They're buying $45 billion a month of government bonds to save the government from having to tax taxpayers to pay for government waste. And they're buying $40 billion a month of mortgage-backed securities (because they're so safety-minded they're only buying "agency-backed" mortgage bonds. Agency-backed? That means taxpayer-backed, which is why they're supposedly safe).
Who are they buying all those bonds from? Go on, take a guess…
Duh… the banks!
You see, in an open market where banks can do what they want, they can get in trouble (they own a lot of MBS stuff that's been sucking wind, which the Fed is kindly taking off their hands until it bounces back) because they are greedy you-know-whats. You wouldn't understand unless you've ever been caught in quicksand. But, because it's an open market, thank goodness, there's an Open Market Committee to throw them a rope (too bad it never lands around their necks, but whatever).
The job of the Open Market Committee is, as you have figured out by now, to manipulate open markets for the benefit of banks.
They tell us they're doing it to benefit the economy (which they helped to sink… don't you just love free markets?). They tell us they are buying bonds from banks to boost their bottom lines so they can knock down the unemployment rate.
What they are doing is manipulating open markets for the benefit of banks. Got it?
But, I digress.
The Federal Open Market Committee meets today and Wednesday. On Wednesday afternoon at 2:00 we get to hear what they want us to hear. And at 2:30, Bernanke talks to reporters to answer questions about how well the manipulation is going.
The Dow's up triple digits today (good thing there's no volatility in this market) on account of the latest speculation that because the market was down triple digits on Friday, the Fed is going to look at recent volatility and come out saying something that's supposed to calm volatile markets.

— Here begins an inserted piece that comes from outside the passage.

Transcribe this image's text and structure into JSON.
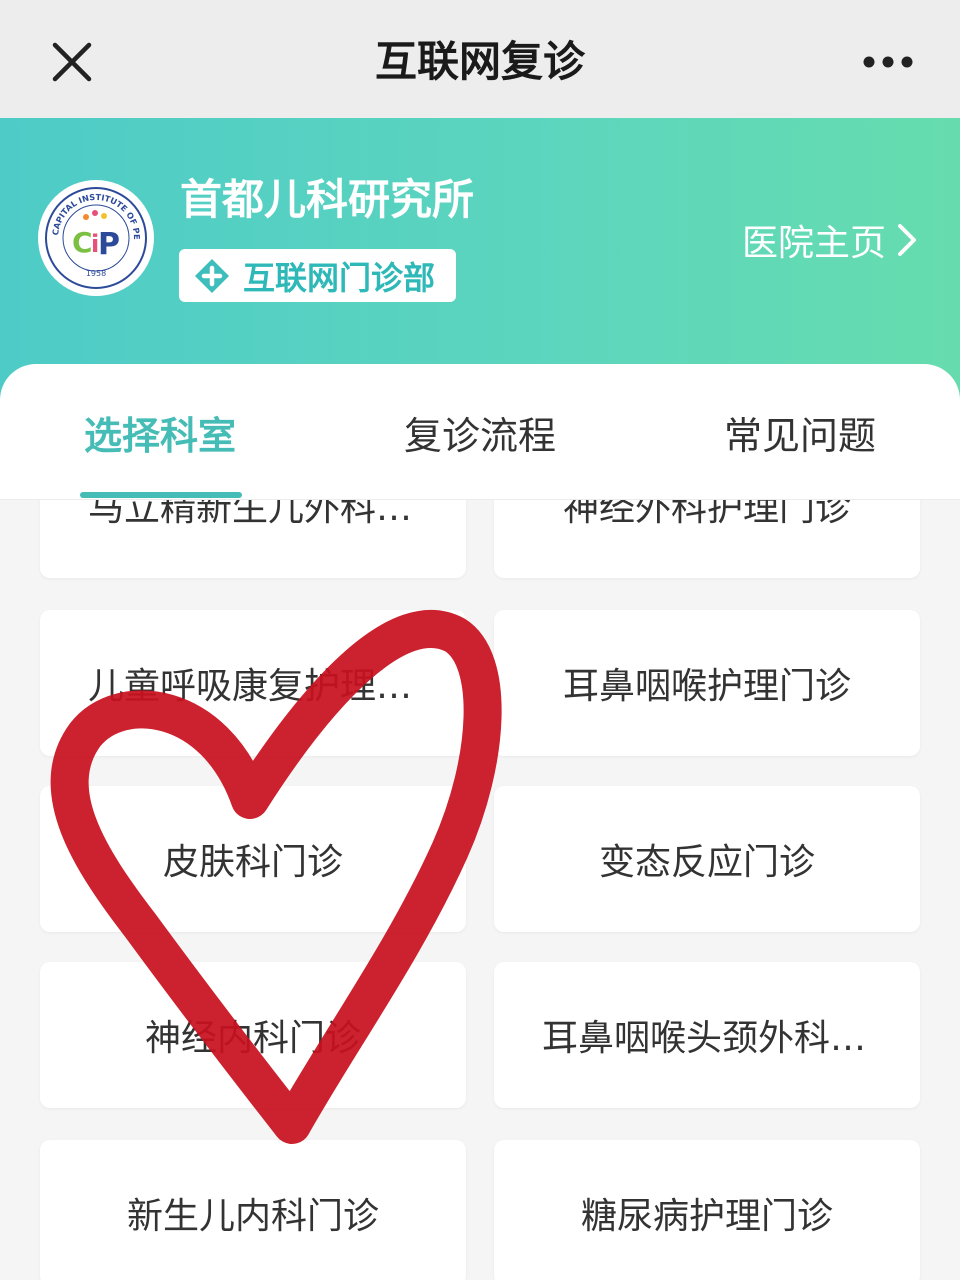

Don't be confused… even though you're supposed to be confused.
It will all be cleared up on Wednesday afternoon when the private deliberations of the Open Market Committee will be revealed.
There's nothing I love better than free markets! God Bless you, Adam Smith and "The Creature From Jekyll Island."

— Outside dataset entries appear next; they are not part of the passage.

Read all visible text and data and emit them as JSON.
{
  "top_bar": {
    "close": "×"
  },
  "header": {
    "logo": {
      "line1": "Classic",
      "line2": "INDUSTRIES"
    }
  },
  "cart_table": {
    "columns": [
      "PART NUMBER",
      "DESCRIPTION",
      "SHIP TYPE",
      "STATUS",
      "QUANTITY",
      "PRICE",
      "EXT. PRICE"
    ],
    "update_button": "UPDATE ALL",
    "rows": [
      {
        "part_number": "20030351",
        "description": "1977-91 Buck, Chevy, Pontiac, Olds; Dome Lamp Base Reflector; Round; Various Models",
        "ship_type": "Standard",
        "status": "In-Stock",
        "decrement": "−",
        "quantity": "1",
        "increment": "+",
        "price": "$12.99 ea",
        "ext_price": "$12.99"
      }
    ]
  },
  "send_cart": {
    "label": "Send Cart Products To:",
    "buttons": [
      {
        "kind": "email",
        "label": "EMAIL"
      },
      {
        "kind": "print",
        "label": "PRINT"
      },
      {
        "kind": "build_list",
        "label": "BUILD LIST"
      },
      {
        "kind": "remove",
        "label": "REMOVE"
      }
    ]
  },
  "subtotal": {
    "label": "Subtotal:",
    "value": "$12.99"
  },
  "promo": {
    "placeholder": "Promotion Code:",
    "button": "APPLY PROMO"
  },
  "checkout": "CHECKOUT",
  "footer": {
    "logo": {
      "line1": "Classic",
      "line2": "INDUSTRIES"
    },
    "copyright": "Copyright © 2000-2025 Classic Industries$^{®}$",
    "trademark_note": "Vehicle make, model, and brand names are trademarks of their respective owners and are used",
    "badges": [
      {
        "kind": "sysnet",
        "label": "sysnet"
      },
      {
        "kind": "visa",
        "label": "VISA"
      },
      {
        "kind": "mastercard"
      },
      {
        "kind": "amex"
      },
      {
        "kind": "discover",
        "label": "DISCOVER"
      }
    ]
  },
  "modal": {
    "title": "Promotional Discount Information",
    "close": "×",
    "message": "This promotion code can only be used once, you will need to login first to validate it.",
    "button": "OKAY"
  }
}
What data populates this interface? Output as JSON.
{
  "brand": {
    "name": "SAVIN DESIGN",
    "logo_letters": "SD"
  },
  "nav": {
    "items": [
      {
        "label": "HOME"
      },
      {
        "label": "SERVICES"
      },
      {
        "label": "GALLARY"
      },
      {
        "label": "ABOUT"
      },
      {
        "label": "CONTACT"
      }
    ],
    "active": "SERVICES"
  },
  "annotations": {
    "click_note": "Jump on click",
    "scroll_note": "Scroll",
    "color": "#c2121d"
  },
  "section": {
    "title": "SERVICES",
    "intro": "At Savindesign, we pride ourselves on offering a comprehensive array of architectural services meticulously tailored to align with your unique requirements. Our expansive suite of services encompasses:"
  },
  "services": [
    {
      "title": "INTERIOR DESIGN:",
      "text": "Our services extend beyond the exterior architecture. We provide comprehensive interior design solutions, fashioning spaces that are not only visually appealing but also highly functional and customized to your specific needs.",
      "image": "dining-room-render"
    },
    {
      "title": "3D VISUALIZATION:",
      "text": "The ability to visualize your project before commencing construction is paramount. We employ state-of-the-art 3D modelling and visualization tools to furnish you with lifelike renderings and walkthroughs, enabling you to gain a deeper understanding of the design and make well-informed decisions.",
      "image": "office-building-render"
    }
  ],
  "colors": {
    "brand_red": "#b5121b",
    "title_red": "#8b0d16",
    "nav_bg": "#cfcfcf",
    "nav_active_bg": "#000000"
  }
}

For more on how the Fed came to be the market manipulation machine it is today, check out: Do We Really Need the Federal Reserve System?
About the Author
Shah Gilani boasts a financial pedigree unlike any other. He ran his first hedge fund in 1982 from his seat on the floor of the Chicago Board of Options Exchange. When options on the Standard & Poor's 100 began trading on March 11, 1983, Shah worked in "the pit" as a market maker.
He helped develop what has become known as the Volatility Index (VIX) - to this day one of the most widely used indicators worldwide. After leaving Chicago to run the futures and options division of the British banking giant Lloyd's TSB, Shah moved up to Roosevelt & Cross Inc., an old-line New York boutique firm. There he originated and ran a packaged fixed-income trading desk, and established that company's "listed" and OTC trading desks.
Shah founded a second hedge fund in 1999, which he ran until 2003.
Shah's vast network of contacts includes the biggest players on Wall Street and in international finance. These contacts give him the real story - when others only get what the investment banks want them to see.
Today, as editor of 10X Trader, Shah presents his legion of subscribers with the chance to earn ten times their money on trade after trade.
Shah is also the proud founding editor of The Money Zone, where after eight years of development and 11 years of backtesting he has found the edge over stocks, giving his members the opportunity to rake in potential double, triple, or even quadruple-digit profits weekly with just a few quick steps.
Shah is a frequent guest on CNBC, Forbes, and Marketwatch, and you can catch him every week on Fox Business's "Varney & Co."
He also writes our most talked-about publication, Wall Street Insights & Indictments, where he reveals how Wall Street's high-stakes game is really played.